■ Records supplied:

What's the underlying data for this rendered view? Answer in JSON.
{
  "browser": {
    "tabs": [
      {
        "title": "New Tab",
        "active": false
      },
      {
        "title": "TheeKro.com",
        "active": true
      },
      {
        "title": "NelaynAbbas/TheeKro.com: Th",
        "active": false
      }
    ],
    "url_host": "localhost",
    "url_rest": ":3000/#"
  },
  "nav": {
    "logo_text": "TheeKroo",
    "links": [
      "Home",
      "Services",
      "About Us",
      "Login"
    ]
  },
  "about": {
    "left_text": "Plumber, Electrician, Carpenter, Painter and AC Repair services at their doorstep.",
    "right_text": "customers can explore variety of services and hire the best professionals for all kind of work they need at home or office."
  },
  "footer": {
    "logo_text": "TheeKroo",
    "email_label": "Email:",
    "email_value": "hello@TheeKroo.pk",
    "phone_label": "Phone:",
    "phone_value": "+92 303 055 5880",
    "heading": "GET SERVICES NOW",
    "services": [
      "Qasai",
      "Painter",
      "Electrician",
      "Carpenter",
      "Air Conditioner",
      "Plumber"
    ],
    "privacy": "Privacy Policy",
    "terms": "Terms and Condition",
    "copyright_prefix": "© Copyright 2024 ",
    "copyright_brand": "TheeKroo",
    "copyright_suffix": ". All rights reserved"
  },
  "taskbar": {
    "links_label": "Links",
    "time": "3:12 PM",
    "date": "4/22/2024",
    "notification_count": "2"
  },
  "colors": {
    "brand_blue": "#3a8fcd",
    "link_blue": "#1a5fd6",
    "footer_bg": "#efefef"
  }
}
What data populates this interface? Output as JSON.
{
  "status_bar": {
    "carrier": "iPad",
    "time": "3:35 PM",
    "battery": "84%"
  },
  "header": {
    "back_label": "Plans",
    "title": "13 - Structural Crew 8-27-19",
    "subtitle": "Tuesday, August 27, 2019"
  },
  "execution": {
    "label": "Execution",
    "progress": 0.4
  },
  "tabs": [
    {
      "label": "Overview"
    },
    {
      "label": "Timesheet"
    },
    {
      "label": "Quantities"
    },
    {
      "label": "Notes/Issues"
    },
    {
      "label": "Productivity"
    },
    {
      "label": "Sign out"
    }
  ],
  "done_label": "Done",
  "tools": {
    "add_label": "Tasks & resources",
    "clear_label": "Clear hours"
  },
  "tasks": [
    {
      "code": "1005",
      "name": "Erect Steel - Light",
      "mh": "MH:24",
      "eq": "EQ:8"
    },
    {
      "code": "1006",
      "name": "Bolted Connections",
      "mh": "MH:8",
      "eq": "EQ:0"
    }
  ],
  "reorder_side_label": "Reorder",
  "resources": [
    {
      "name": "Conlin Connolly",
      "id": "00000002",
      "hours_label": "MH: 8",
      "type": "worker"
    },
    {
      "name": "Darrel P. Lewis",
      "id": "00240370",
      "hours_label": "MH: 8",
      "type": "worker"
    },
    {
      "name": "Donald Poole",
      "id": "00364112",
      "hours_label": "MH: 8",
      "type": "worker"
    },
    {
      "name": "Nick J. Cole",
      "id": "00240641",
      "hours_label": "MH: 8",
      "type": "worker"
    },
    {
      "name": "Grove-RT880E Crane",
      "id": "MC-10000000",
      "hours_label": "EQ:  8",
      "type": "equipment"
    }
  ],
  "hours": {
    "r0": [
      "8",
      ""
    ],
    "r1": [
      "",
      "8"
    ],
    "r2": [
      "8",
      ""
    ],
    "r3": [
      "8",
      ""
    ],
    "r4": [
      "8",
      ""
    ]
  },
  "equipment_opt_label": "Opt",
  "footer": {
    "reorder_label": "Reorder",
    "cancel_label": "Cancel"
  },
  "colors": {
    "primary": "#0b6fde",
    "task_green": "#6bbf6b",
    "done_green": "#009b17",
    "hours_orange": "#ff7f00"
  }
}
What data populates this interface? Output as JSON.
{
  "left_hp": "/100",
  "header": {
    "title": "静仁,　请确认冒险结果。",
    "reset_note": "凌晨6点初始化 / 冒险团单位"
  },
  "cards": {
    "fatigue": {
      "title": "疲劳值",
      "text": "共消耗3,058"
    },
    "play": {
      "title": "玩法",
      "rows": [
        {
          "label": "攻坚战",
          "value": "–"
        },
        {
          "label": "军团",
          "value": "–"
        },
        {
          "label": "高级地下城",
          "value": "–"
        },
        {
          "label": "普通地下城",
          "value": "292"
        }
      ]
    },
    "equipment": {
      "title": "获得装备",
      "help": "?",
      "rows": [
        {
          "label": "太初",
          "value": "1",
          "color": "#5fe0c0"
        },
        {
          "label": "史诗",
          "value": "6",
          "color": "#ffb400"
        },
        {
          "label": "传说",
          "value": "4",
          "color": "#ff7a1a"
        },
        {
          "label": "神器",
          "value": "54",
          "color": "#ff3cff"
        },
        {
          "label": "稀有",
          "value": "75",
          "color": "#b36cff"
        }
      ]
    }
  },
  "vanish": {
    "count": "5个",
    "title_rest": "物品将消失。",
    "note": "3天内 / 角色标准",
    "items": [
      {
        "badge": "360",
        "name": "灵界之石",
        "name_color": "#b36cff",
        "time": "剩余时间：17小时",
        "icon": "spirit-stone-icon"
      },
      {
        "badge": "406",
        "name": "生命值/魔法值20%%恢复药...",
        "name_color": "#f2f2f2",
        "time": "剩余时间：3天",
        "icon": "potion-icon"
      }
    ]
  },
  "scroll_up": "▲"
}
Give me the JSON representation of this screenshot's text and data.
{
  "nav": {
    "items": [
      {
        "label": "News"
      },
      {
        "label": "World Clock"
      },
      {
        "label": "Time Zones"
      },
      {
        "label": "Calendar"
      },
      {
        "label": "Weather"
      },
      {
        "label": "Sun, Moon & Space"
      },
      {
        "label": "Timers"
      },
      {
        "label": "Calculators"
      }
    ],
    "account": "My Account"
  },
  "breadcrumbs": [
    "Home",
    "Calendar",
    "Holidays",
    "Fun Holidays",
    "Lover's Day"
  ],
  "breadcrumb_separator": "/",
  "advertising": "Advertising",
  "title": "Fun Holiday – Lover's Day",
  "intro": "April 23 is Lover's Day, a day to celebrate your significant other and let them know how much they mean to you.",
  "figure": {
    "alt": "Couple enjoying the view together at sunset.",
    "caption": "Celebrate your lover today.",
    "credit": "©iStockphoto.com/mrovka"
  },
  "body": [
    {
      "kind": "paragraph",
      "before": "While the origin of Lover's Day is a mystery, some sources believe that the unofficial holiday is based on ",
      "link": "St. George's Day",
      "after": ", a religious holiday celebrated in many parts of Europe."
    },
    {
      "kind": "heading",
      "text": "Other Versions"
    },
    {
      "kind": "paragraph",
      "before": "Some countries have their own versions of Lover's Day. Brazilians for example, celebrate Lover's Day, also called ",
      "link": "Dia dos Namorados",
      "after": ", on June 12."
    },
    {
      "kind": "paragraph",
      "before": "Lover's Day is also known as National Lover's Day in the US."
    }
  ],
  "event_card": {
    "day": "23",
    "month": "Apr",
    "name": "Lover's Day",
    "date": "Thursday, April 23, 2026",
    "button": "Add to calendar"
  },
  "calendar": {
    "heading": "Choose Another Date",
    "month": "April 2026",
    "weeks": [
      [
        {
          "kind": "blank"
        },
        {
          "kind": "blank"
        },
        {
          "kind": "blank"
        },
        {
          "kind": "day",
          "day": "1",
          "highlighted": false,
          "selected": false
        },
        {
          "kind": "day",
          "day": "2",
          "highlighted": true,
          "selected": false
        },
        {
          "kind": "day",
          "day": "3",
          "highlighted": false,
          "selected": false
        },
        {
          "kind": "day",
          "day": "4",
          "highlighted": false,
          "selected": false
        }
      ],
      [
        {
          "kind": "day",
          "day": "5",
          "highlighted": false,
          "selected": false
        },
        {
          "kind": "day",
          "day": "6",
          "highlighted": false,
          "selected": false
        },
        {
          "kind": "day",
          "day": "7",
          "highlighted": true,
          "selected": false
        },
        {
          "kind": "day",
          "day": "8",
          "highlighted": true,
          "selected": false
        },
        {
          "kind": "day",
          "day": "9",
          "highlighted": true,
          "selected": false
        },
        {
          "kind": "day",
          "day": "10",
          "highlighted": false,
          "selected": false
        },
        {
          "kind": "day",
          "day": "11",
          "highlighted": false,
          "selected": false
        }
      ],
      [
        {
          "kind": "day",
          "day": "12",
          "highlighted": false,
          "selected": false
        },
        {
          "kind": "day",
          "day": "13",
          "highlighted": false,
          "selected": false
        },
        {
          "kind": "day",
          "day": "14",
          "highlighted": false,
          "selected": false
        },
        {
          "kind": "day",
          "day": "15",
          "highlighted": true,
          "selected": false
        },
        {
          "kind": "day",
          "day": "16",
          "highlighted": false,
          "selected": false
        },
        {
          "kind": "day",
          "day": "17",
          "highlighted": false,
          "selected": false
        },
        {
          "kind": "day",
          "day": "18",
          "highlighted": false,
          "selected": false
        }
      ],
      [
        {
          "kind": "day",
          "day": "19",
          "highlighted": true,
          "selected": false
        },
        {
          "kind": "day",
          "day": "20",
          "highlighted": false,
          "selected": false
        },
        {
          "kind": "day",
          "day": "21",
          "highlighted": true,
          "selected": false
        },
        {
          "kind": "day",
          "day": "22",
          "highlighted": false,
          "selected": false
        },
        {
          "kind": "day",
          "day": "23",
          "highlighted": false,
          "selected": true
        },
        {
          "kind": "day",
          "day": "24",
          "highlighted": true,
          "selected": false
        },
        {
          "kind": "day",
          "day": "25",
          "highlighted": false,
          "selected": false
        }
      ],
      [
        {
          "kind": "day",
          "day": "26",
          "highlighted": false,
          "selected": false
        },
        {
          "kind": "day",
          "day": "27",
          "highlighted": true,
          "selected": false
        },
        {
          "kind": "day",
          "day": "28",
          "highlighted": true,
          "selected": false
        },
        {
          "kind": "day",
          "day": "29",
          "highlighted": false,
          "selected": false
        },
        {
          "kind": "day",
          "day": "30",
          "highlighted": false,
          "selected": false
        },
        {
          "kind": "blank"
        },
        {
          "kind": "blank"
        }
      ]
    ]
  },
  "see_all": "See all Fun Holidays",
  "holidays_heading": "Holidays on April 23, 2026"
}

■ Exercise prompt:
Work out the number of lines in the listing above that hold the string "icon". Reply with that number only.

■ Output of the exercise:
2